    System.out.println(Objects.toString(aMessage));
  }

  /**
   A commented regular expression for fully-qualified type names which
   follow the common naming conventions, for example, "com.myappBlah.Thing".
  
   Thus, the "dot + capital letter" is sufficient to define where the
   package names end.
  
   This regular expression uses two groups, one for the package, and one
   for the class. Groups are defined by parentheses. Note that ?: will
   define a group as "non-contributing"; that is, it will not contribute
   to the return values of the <tt>group</tt> method.
   
   As you can see, regular expressions are often cryptic.
  */
  private static final String fREGEXP =
    "#Group1 - Package prefix without last dot: " + fNEW_LINE +
    "( (?:\\w|\\.)+ ) \\." + fNEW_LINE +
    "#Group2 - Class name starts with uppercase: " + fNEW_LINE +
    "( [A-Z](?:\\w)+ )"
  ;
} 
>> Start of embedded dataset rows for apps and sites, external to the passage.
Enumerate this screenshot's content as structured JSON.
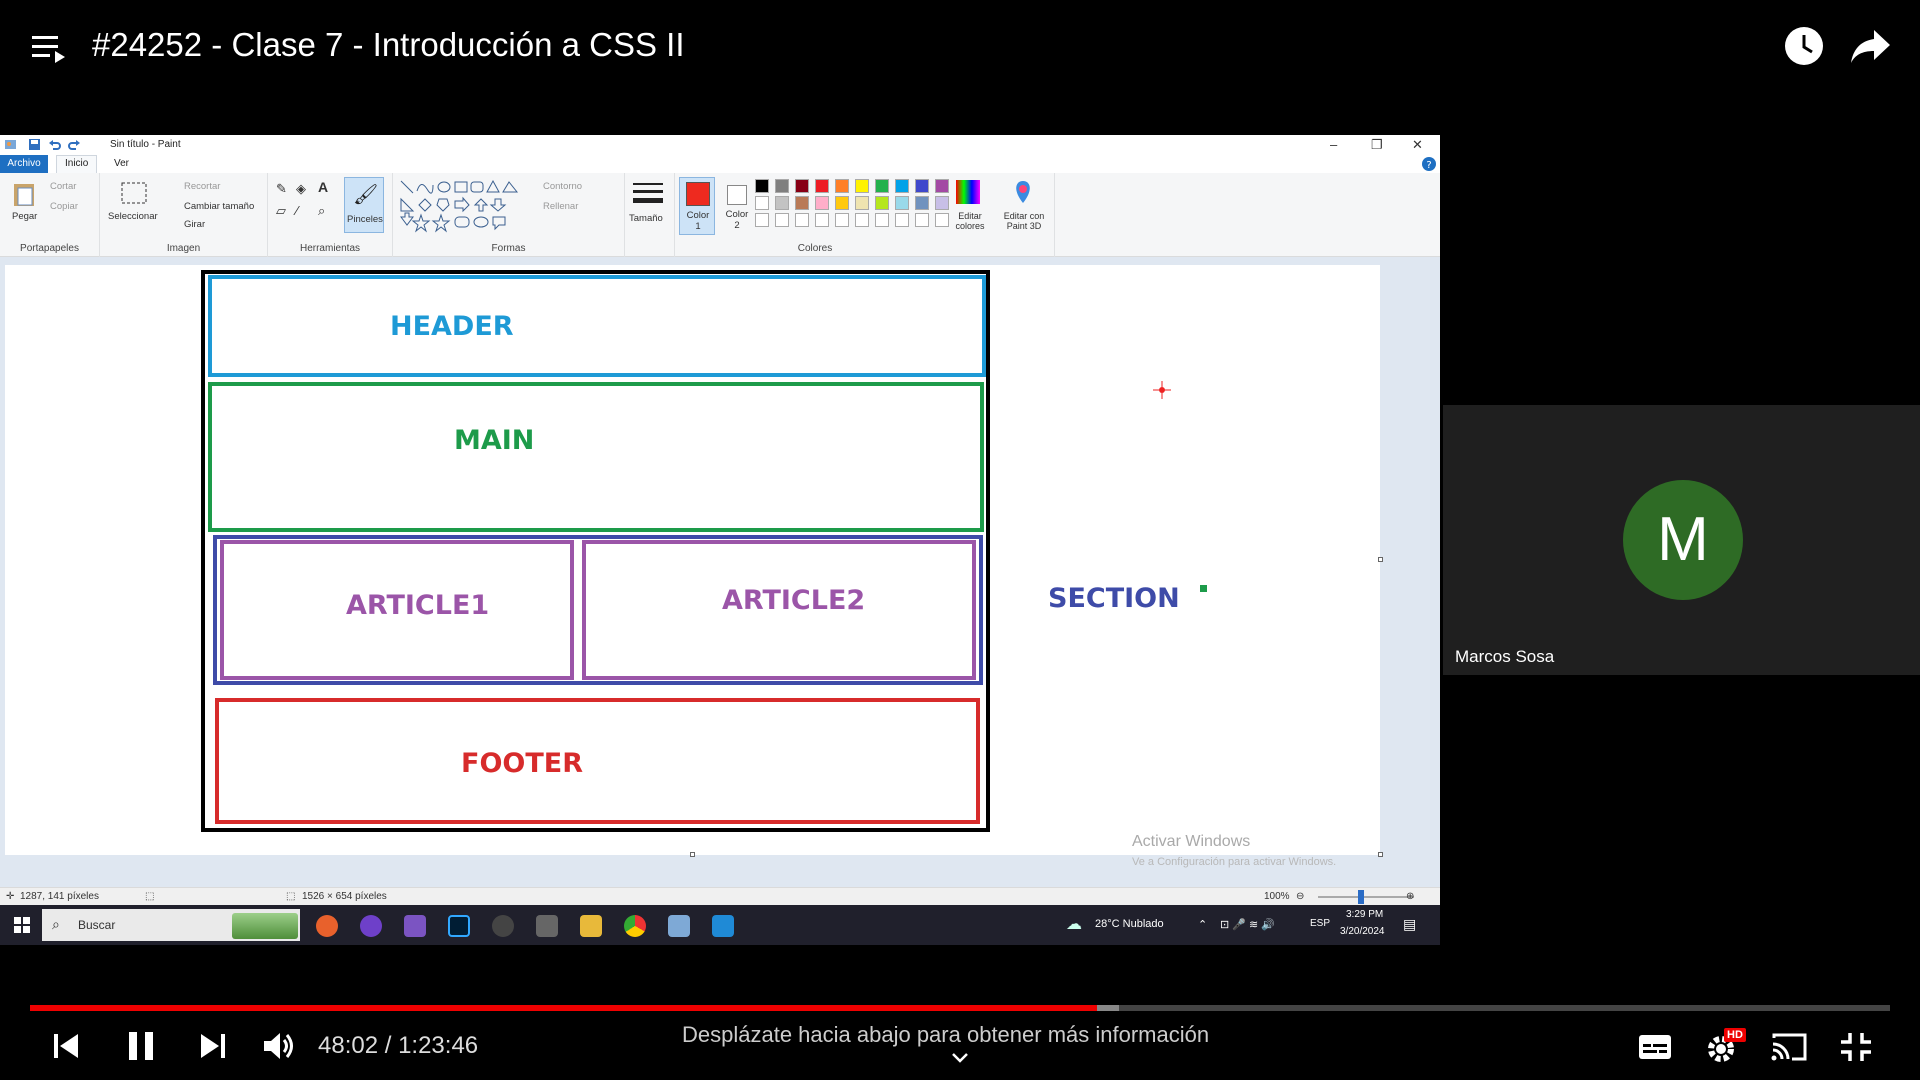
{
  "video": {
    "title": "#24252 - Clase 7 - Introducción a CSS II",
    "time_current": "48:02",
    "time_total": "1:23:46",
    "time_display": "48:02 / 1:23:46",
    "progress_fraction": 0.5734,
    "buffered_fraction": 0.5855,
    "scroll_hint": "Desplázate hacia abajo para obtener más información",
    "quality_badge": "HD",
    "progress_color": "#e00000"
  },
  "paint": {
    "window_title": "Sin título - Paint",
    "menu": [
      "Archivo",
      "Inicio",
      "Ver"
    ],
    "groups": {
      "clipboard": {
        "label": "Portapapeles",
        "paste": "Pegar",
        "cut": "Cortar",
        "copy": "Copiar"
      },
      "image": {
        "label": "Imagen",
        "select": "Seleccionar",
        "crop": "Recortar",
        "resize": "Cambiar tamaño",
        "rotate": "Girar"
      },
      "tools": {
        "label": "Herramientas",
        "brushes": "Pinceles"
      },
      "shapes": {
        "label": "Formas",
        "outline": "Contorno",
        "fill": "Rellenar"
      },
      "size": {
        "label": "Tamaño"
      },
      "colors": {
        "label": "Colores",
        "color1": "Color 1",
        "color2": "Color 2",
        "edit": "Editar colores",
        "paint3d": "Editar con Paint 3D"
      }
    },
    "status": {
      "cursor": "1287, 141 píxeles",
      "selection": "1526 × 654 píxeles",
      "zoom": "100%"
    },
    "canvas_labels": {
      "header": "HEADER",
      "main": "MAIN",
      "article1": "ARTICLE1",
      "article2": "ARTICLE2",
      "section": "SECTION",
      "footer": "FOOTER"
    },
    "activation": {
      "title": "Activar Windows",
      "subtitle": "Ve a Configuración para activar Windows."
    },
    "colors": {
      "header": "#1e9ad6",
      "main": "#1d9b4a",
      "article": "#9b55a8",
      "section": "#3e4ba8",
      "footer": "#d72b2b"
    }
  },
  "taskbar": {
    "search": "Buscar",
    "weather": "28°C  Nublado",
    "lang": "ESP",
    "time": "3:29 PM",
    "date": "3/20/2024"
  },
  "participant": {
    "initial": "M",
    "name": "Marcos Sosa",
    "avatar_color": "#2e6b25"
  }
}
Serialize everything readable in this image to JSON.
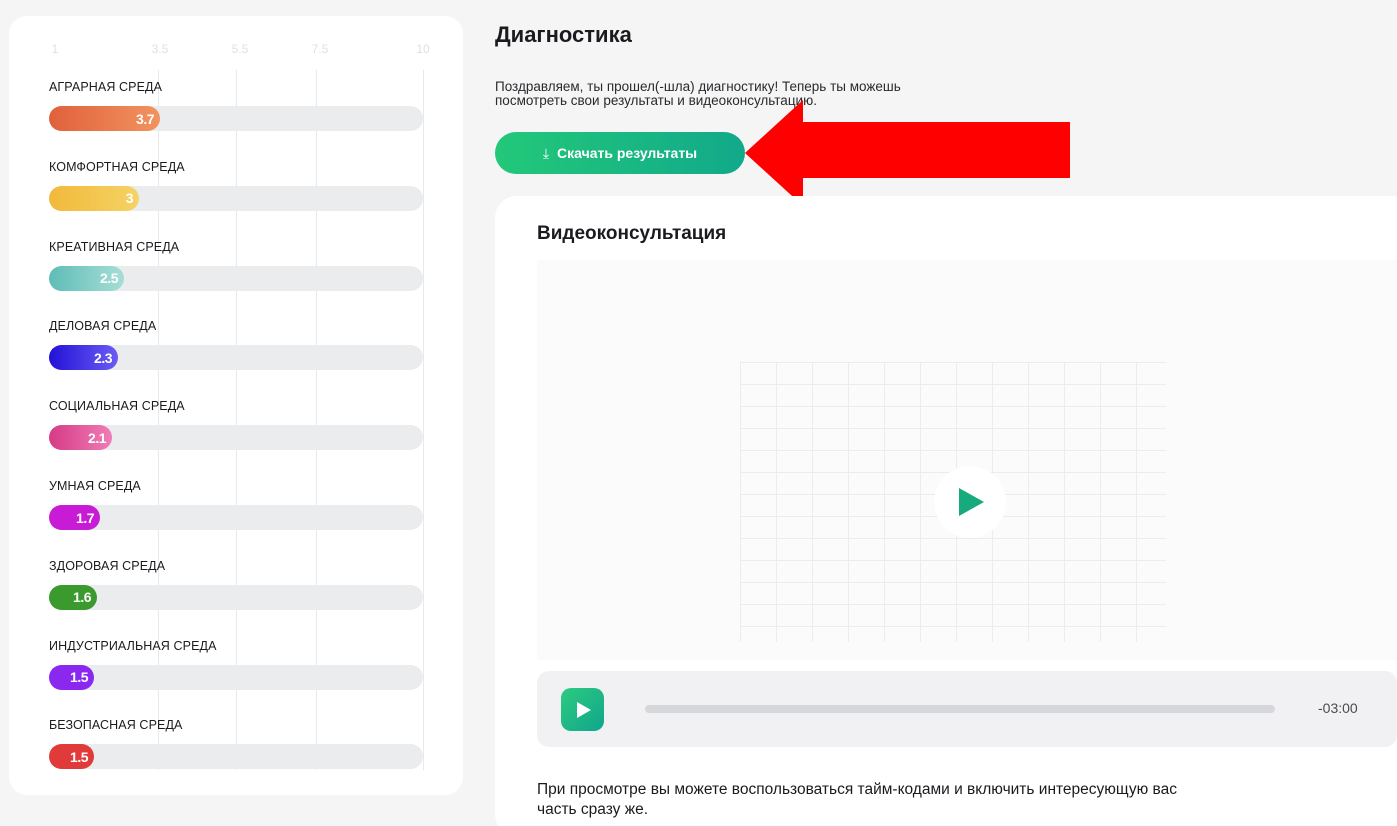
{
  "chart_data": {
    "type": "bar",
    "orientation": "horizontal",
    "x_ticks": [
      "1",
      "3.5",
      "5.5",
      "7.5",
      "10"
    ],
    "xlim": [
      1,
      10
    ],
    "categories": [
      "АГРАРНАЯ СРЕДА",
      "КОМФОРТНАЯ СРЕДА",
      "КРЕАТИВНАЯ СРЕДА",
      "ДЕЛОВАЯ СРЕДА",
      "СОЦИАЛЬНАЯ СРЕДА",
      "УМНАЯ СРЕДА",
      "ЗДОРОВАЯ СРЕДА",
      "ИНДУСТРИАЛЬНАЯ СРЕДА",
      "БЕЗОПАСНАЯ СРЕДА"
    ],
    "values": [
      3.7,
      3,
      2.5,
      2.3,
      2.1,
      1.7,
      1.6,
      1.5,
      1.5
    ],
    "value_labels": [
      "3.7",
      "3",
      "2.5",
      "2.3",
      "2.1",
      "1.7",
      "1.6",
      "1.5",
      "1.5"
    ],
    "bar_colors": [
      [
        "#e0613c",
        "#f2935f"
      ],
      [
        "#f2b93b",
        "#f5d365"
      ],
      [
        "#5fbdb7",
        "#a6ded6"
      ],
      [
        "#2212d6",
        "#6b5cf5"
      ],
      [
        "#d63b86",
        "#f07cb6"
      ],
      [
        "#c81bd6",
        "#c81bd6"
      ],
      [
        "#3a9a2e",
        "#3a9a2e"
      ],
      [
        "#8a28f0",
        "#8a28f0"
      ],
      [
        "#e03a3a",
        "#e03a3a"
      ]
    ],
    "grid": true
  },
  "header": {
    "title": "Диагностика",
    "intro_line1": "Поздравляем, ты прошел(-шла) диагностику! Теперь ты можешь",
    "intro_line2": "посмотреть свои результаты и видеоконсультацию."
  },
  "download": {
    "label": "Скачать результаты",
    "icon": "download-icon"
  },
  "annotation": {
    "color": "#ff0000"
  },
  "video": {
    "title": "Видеоконсультация",
    "time": "-03:00",
    "footnote_line1": "При просмотре вы можете воспользоваться тайм-кодами и включить интересующую вас",
    "footnote_line2": "часть сразу же."
  },
  "colors": {
    "accent": "#1db980",
    "background": "#f5f5f6"
  }
}
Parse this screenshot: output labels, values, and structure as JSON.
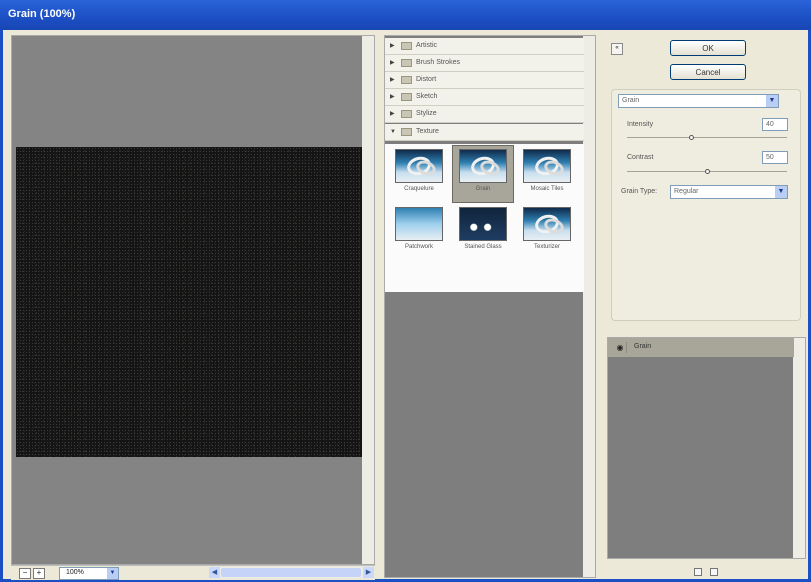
{
  "window": {
    "title": "Grain (100%)"
  },
  "preview": {
    "zoom_value": "100%"
  },
  "filter_tree": {
    "categories": [
      {
        "label": "Artistic"
      },
      {
        "label": "Brush Strokes"
      },
      {
        "label": "Distort"
      },
      {
        "label": "Sketch"
      },
      {
        "label": "Stylize"
      },
      {
        "label": "Texture"
      }
    ],
    "texture_filters": [
      {
        "label": "Craquelure"
      },
      {
        "label": "Grain"
      },
      {
        "label": "Mosaic Tiles"
      },
      {
        "label": "Patchwork"
      },
      {
        "label": "Stained Glass"
      },
      {
        "label": "Texturizer"
      }
    ],
    "selected_filter": "Grain"
  },
  "controls": {
    "ok_label": "OK",
    "cancel_label": "Cancel",
    "filter_select": "Grain",
    "intensity_label": "Intensity",
    "intensity_value": "40",
    "intensity_fraction": 0.4,
    "contrast_label": "Contrast",
    "contrast_value": "50",
    "contrast_fraction": 0.5,
    "grain_type_label": "Grain Type:",
    "grain_type_value": "Regular"
  },
  "effect_layers": [
    {
      "name": "Grain"
    }
  ]
}
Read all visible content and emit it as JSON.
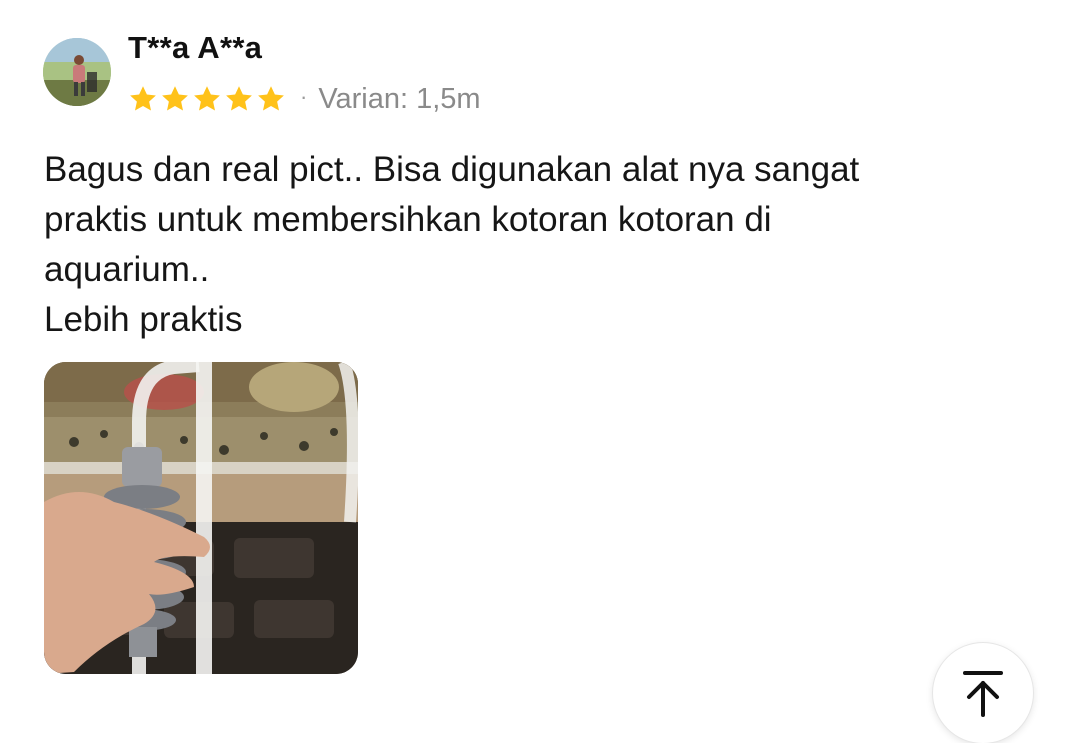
{
  "review": {
    "reviewer_name": "T**a A**a",
    "rating": 5,
    "rating_max": 5,
    "separator": "·",
    "variant_text": "Varian: 1,5m",
    "body_lines": [
      "Bagus dan real pict.. Bisa digunakan alat nya sangat",
      "praktis untuk membersihkan kotoran kotoran di",
      "aquarium..",
      "Lebih praktis"
    ],
    "photo_icon": "aquarium-siphon-photo"
  },
  "colors": {
    "star": "#FFC21A",
    "variant_text": "#8A8A8A"
  },
  "icons": {
    "scroll_top": "arrow-up-to-line-icon"
  }
}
Some example runs:

>java -cp . RegularExpressions "java.java.Thing java.lang.Random"

Match PARTS:
Num groups: 2
Package: java.java
Class: Thing
Num groups: 2
Package: java.lang
Class: Random

Match ALL:
Input does not match pattern.

>java -cp . RegularExpressions "java.java.Thing"

Match PARTS:
Num groups: 2
Package: java.java
Class: Thing

Match ALL:
Num groups: 2
Package: java.java
Class: Thing

>java -cp . RegularExpressions "java.java.Thing "

Match PARTS:
Num groups: 2
Package: java.java
Class: Thing

Match ALL:
Input does not match pattern.

See Also :
Reading and writing text files
Pattern match lines of a file
Compile regular expressions once